OPERA REVIEW : Met Introduces Corigliano’s ‘Ghosts’


There was a sight at the Metropolitan Opera Thursday night so rare that probably very few in the sold-out theater could have witnessed it before. A composer and librettist took a curtain call.

More wondrous still, John Corigliano and William M. Hoffman received a deafening, rapturous standing ovation. They got flowers and garlands from the audience. They got hugs and kisses from the conductor, James Levine, and from members of the cast. First-time opera men both, they looked disbelieving, stunned.

In fact, “The Ghosts of Versailles,” commissioned by the Met and its first premiere in nearly a quarter-century, achieved on its first night the kind of popular triumph that composers, librettists and opera companies hardly dare even fantasize these days.

Its performance was entrusted to a dream cast, headed by a radiant Teresa Stratas, the reclusive soprano herself an increasingly rare sight at the Met or any other opera house. The opera was made resplendent by the kind of stylish and visually illuminating production that--at least when it refrained from camp excesses--is yet another scarcity here. And it was treated to an unprecedented eight weeks of rehearsal, ensuring finesse (from a cast of some 40 players) that is far removed from the haphazard happenings of an average Met night.

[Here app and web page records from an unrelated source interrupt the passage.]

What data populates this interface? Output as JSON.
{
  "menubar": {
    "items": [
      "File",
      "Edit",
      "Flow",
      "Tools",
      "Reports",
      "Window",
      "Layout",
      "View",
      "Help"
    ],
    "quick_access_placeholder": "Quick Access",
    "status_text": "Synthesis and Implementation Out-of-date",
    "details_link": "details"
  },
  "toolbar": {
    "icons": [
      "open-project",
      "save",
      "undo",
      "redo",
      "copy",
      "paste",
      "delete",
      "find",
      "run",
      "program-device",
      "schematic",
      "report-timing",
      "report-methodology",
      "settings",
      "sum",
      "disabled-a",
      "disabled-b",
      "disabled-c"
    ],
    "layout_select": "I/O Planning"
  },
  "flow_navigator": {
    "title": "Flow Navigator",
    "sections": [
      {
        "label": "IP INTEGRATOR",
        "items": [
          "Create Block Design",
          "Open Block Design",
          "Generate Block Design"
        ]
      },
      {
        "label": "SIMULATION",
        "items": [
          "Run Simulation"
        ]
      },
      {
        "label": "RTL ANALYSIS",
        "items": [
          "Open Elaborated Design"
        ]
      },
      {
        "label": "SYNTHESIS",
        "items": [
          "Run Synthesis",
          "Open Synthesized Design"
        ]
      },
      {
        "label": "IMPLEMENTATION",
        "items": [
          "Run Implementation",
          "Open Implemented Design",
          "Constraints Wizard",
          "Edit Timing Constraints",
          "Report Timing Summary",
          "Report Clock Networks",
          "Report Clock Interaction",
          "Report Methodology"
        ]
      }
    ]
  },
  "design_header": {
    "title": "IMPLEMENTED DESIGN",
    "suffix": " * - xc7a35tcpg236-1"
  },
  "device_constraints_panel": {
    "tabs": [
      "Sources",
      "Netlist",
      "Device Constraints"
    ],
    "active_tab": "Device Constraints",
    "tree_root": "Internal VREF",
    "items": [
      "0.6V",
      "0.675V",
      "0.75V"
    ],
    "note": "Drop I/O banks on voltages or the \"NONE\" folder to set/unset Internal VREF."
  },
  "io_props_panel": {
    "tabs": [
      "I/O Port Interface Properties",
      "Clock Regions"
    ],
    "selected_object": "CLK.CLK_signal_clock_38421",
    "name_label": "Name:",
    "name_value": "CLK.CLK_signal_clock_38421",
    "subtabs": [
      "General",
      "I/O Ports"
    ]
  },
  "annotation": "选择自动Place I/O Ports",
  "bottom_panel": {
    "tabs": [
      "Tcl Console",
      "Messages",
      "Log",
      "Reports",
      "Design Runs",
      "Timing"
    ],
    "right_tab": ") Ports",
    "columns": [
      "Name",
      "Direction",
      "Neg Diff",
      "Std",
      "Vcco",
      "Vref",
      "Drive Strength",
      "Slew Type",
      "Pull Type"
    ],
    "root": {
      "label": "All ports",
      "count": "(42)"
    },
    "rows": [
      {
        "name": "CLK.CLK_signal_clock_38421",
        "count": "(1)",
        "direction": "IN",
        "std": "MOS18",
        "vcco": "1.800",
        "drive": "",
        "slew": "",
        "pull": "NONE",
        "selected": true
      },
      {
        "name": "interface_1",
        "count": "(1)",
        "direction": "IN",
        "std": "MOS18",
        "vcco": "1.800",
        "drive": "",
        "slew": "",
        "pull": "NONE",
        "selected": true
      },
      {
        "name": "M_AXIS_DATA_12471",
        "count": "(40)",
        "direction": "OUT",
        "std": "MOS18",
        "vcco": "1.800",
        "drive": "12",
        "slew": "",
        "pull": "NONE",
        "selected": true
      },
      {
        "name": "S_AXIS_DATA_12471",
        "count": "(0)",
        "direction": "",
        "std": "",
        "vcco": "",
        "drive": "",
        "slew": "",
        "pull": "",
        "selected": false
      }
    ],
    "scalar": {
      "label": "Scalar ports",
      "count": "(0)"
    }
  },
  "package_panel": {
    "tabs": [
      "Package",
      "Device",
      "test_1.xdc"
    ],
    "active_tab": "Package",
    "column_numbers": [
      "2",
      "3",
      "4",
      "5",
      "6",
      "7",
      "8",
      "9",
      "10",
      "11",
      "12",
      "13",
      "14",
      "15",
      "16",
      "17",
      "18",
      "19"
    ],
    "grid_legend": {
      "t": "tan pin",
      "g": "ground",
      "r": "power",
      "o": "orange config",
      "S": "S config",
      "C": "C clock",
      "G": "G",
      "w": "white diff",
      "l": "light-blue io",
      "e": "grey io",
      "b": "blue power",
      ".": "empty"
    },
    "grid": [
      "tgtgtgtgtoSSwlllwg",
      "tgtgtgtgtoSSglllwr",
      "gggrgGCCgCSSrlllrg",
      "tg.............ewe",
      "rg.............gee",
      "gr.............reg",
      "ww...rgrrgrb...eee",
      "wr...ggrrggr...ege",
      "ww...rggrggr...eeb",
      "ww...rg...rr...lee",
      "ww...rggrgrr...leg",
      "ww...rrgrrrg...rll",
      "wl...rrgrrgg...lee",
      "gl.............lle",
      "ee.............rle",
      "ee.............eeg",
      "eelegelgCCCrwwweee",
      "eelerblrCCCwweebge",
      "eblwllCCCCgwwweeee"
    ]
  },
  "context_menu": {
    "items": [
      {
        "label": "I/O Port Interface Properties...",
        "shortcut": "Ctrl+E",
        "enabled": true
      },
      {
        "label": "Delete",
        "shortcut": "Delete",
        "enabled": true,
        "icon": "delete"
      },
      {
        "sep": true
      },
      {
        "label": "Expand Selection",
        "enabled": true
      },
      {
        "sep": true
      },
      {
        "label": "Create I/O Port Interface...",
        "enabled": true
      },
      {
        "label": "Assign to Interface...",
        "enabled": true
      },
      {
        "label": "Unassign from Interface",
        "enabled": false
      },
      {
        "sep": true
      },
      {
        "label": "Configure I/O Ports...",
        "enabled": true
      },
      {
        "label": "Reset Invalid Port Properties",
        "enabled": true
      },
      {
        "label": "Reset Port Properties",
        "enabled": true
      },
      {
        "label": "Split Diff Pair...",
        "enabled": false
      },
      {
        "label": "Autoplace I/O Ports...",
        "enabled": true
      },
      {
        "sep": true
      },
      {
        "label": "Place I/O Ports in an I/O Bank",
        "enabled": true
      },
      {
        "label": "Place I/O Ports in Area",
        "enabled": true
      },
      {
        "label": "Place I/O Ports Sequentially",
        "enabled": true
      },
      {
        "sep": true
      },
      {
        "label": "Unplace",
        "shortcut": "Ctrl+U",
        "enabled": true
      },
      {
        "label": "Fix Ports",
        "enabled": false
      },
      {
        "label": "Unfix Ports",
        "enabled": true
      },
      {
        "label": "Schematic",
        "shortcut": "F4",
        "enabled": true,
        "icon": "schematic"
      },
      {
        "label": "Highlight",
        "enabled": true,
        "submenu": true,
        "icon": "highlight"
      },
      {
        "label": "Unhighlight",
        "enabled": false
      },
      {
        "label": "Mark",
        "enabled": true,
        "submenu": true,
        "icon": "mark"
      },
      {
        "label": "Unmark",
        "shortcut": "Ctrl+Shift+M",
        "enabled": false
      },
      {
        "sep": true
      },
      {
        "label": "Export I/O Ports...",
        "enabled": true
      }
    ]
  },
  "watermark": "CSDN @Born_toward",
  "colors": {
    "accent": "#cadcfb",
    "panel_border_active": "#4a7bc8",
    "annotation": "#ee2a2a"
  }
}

But there is also a lot that is not at all unfamiliar to the Met, and that no doubt had a great deal to do with the opera’s ecstatic reception, and is just as likely to make “The Ghosts of Versailles” controversial. An opera about opera, it is populated by characters all opera-goers know like family--Figaro and Susanna, the Count and Countess--the characters from “Le Nozze di Figaro,” and “Il Barbiere di Siviglia.”

Likewise, Corigliano’s score is rich in specific allusions to Mozart and Rossini operas and written in a musical style nostalgic for Richard Strauss at his most nostalgic. But then second-hand nostalgia is the conceit of the opera itself.

Hoffman’s inventive, often witty and deliberately intricate libretto (its synopsis requires four pages of the program) involves an entertainment for ghosts of the French aristocracy executed during the Revolution. The ghost of Beaumarchais (the playwright of the Figaro plays upon which the Mozart and Rossini operas were based) falls in love with the ghost of Marie Antoinette, and he proposes a new opera about Figaro in which he attempts to change history and save the queen’s head.

Time and place become increasingly confused. Figaro assumes a mind of his own, and Beaumarchais enters into his opera-within-the-opera to confront him. After two very long acts that offer everything from Marx Brothers-inspired farce to a finale of great poignancy, Marie learns to accept her death, and in her transcendent final aria joins Beaumarchais in an eternity of love.


All of this is accomplished through a series of show-stopping arias and one coup de theatre after another. A vibrant and athletic Gino Quilico, gets a Figaro aria to end all Figaro arias. Tenor Graham Clark, who portrays the villainous Begearss like a silent-movie nasty, slinks about magnificently in an excessively theatrical “Worm” aria. Marilyn Horne hams it up impossibly as Samira, an Egyptian singer in a slapstick Turkish court.

Corigliano has also provided moments of great sensual beauty in a love duet for the Countess and Cherubino (yes, he comes back, too, in a flashback of a flashback); music of deep feeling for Beaumarchais (the very sympathetic Hakan Hagegard) and sticky sentimentality for Marie Antoinette that pervades the evening and is saved only by the sheer, affecting presence of Stratas, whose beaming soprano still sounds fresh and for whom every measure and every gesture appears a matter of great importance.

Much of this is a Corigliano we have heard before: the ghostly bits from his film score to “Altered States”; the stagy music from his theatrical concertos; the righteous nostalgia in his recent AIDS symphony, which received its Southern California premiere on Wednesday courtesy of the Pacific Symphony in Orange County. And it is a question of just how digestible it would all be without John Conklin’s surrealistic sets, which make the stage look like a miraculous, ever-changing invention, or Colin Graham’s clear-headed stage direction.

Levine conducts the huge, uniformly strong cast with fervent authority.


The opera will be broadcast Jan. 4 at 10 a.m. on the regular weekly Met broadcast, stations vary, and televised on PBS next season.